Why did the Bernanke Fed adopt such an aggressive monetary policy in 2008? Essentially for three reasons: First, the lame-duck Bush administration in 2008 was clueless about what to do with the financial crisis that had started with the de facto failure of Bear Stearns in the spring of 2008 and of Merrill Lynch in early September 2008, culminating on September 15, 2008, with the failure of the large global investment bank of Lehman Brothers. So the U.S. central bank felt that it had to step in. In fact, it financed the merger of the two first failed mega-banks with the JPMorgan Chase bank and the Bank of America respectively. (For different reasons, it did not intervene in the same way when the Lehman Brothers bank failed.)

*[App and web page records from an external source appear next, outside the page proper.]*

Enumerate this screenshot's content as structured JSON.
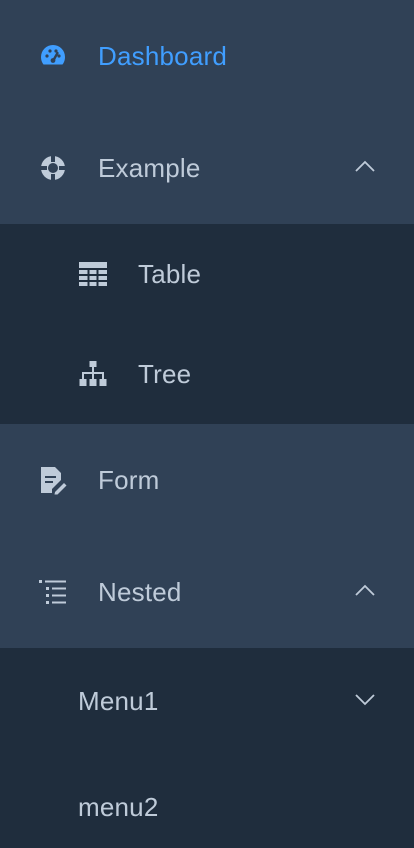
{
  "sidebar": {
    "items": [
      {
        "label": "Dashboard",
        "icon": "dashboard-icon",
        "active": true
      },
      {
        "label": "Example",
        "icon": "example-icon",
        "expanded": true,
        "children": [
          {
            "label": "Table",
            "icon": "table-icon"
          },
          {
            "label": "Tree",
            "icon": "tree-icon"
          }
        ]
      },
      {
        "label": "Form",
        "icon": "form-icon"
      },
      {
        "label": "Nested",
        "icon": "nested-icon",
        "expanded": true,
        "children": [
          {
            "label": "Menu1",
            "collapsed": true
          },
          {
            "label": "menu2"
          }
        ]
      }
    ]
  },
  "colors": {
    "background": "#304156",
    "submenu_background": "#1f2d3d",
    "text": "#bfcbd9",
    "active": "#409eff"
  }
}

Secondly, bankers who have a huge influence in the way the Fed is managed did not want the U.S. government to nationalize the American mega-banks in financial difficulties, as it had been done in the 1989 when the George H. Bush administration established the government-owned Resolution Trust Corporation (RTC) to take over some 747 insolvent savings and loans thrift banks.
Thirdly, the Bernanke Fed was very worried that the 2007-08 banking crisis would lead to a Japanese-style deflation that would wreak havoc with an overleveraged economy. The hope was to avoid a devastating debt-deflation economic depressionlike the one suffered in the 1930s.
By injecting so much liquidity in the system, the Bernanke Fed created a gigantic financial bubble in stocks and bonds, even though the real economy has grown at a somewhat languishing 2 percent growth rate. Stock prices went into the stratosphere while interest rates fell as bond prices rose. Last December 16, the Fed announced officially that it will no longer blow into the financial balloons and that it was raising short-term interest rates for the first time since the financial crisis, setting the target range for the federal funds rate to between 1/4 to 1/2 percent. This was a signal that the financial party was over. And what’s more, this means that the stock market and the bond market will once again go in different directions, as a reflection of the state of the real economy, no matter what the Fed does.
Since 2008, the U.S. Fed has painted itself into a financial corner from which I personally felt it would be difficult to extricate itself. Indeed, it would be extremely difficult to correct the financial bubbles it has created —as an unintended consequence of salvaging the mega-banks in creating trillions of free money —without damaging the real economy of production and employment. If global stock markets collapse and if price deflation accelerates, making it more difficult to service the debt of consumers, corporations, and government alike, a repeat on a larger scale of what has happened in Japan over the last twenty-five years can be feared. This, at the very least, could lead to a global economic recession in 2016-17. If we go back in history, it could also be a repeat of the 1937-38 crash and recession, eight years after the crash and financial crisis of 1929-32.
One thing can be made clear: The creation of the Fed in 1913, as a semi-public American central bank, has not prevented the occurrence of financial crises. It has, however, been a boon to large banks because it has served as an instrument to socialize their losses.
Dr. Rodrigue Tremblay, globalresearch.ca